*Web page and app entries:*

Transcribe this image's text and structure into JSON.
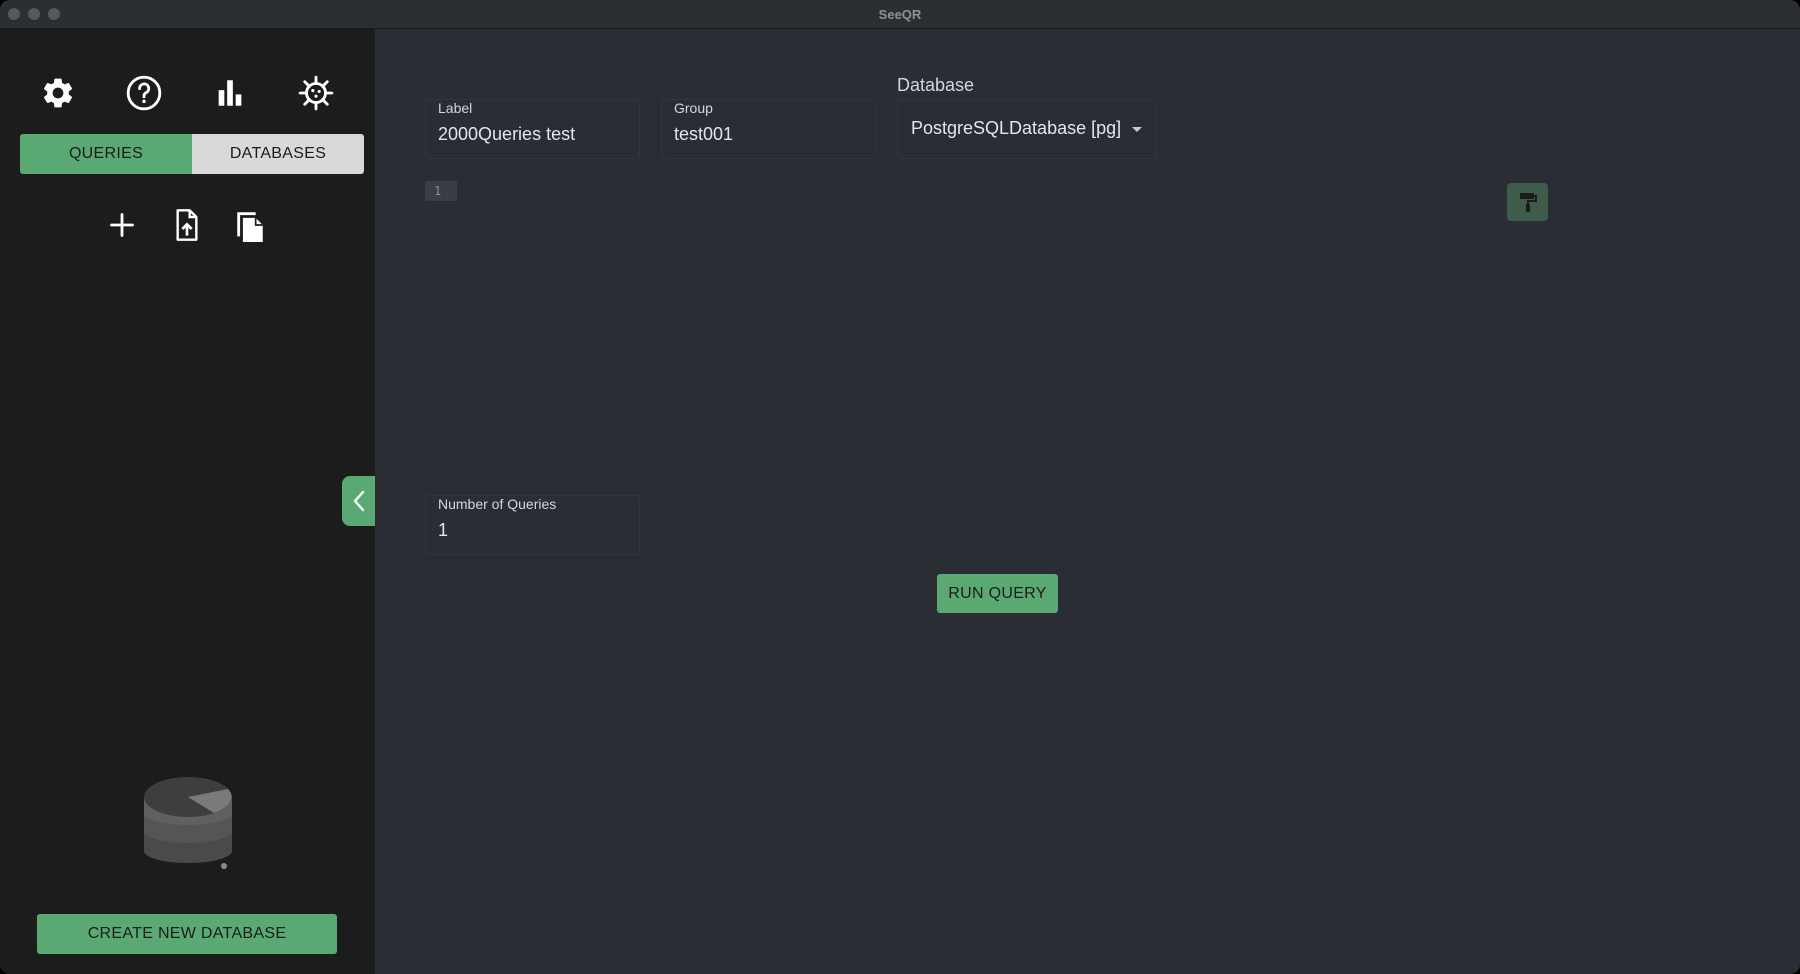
{
  "window": {
    "title": "SeeQR"
  },
  "sidebar": {
    "top_icons": [
      "gear-icon",
      "help-icon",
      "bar-chart-icon",
      "virus-icon"
    ],
    "tabs": [
      {
        "label": "QUERIES",
        "active": true
      },
      {
        "label": "DATABASES",
        "active": false
      }
    ],
    "actions": [
      "add-icon",
      "upload-file-icon",
      "copy-icon"
    ],
    "create_button": "CREATE NEW DATABASE"
  },
  "main": {
    "label_field": {
      "label": "Label",
      "value": "2000Queries test"
    },
    "group_field": {
      "label": "Group",
      "value": "test001"
    },
    "database": {
      "label": "Database",
      "value": "PostgreSQLDatabase [pg]"
    },
    "editor": {
      "line_number": "1"
    },
    "num_queries": {
      "label": "Number of Queries",
      "value": "1"
    },
    "run_button": "RUN QUERY"
  },
  "colors": {
    "accent": "#5aa973",
    "sidebar_bg": "#1c1c1c",
    "main_bg": "#2a2d34"
  }
}
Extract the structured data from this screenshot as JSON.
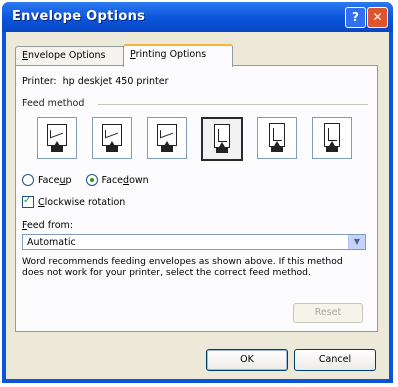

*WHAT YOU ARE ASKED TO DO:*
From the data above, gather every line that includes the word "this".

*WRITTEN RESPONSE:*
Transcribe this image's text and structure into JSON.
Extract the structured data from this screenshot as JSON.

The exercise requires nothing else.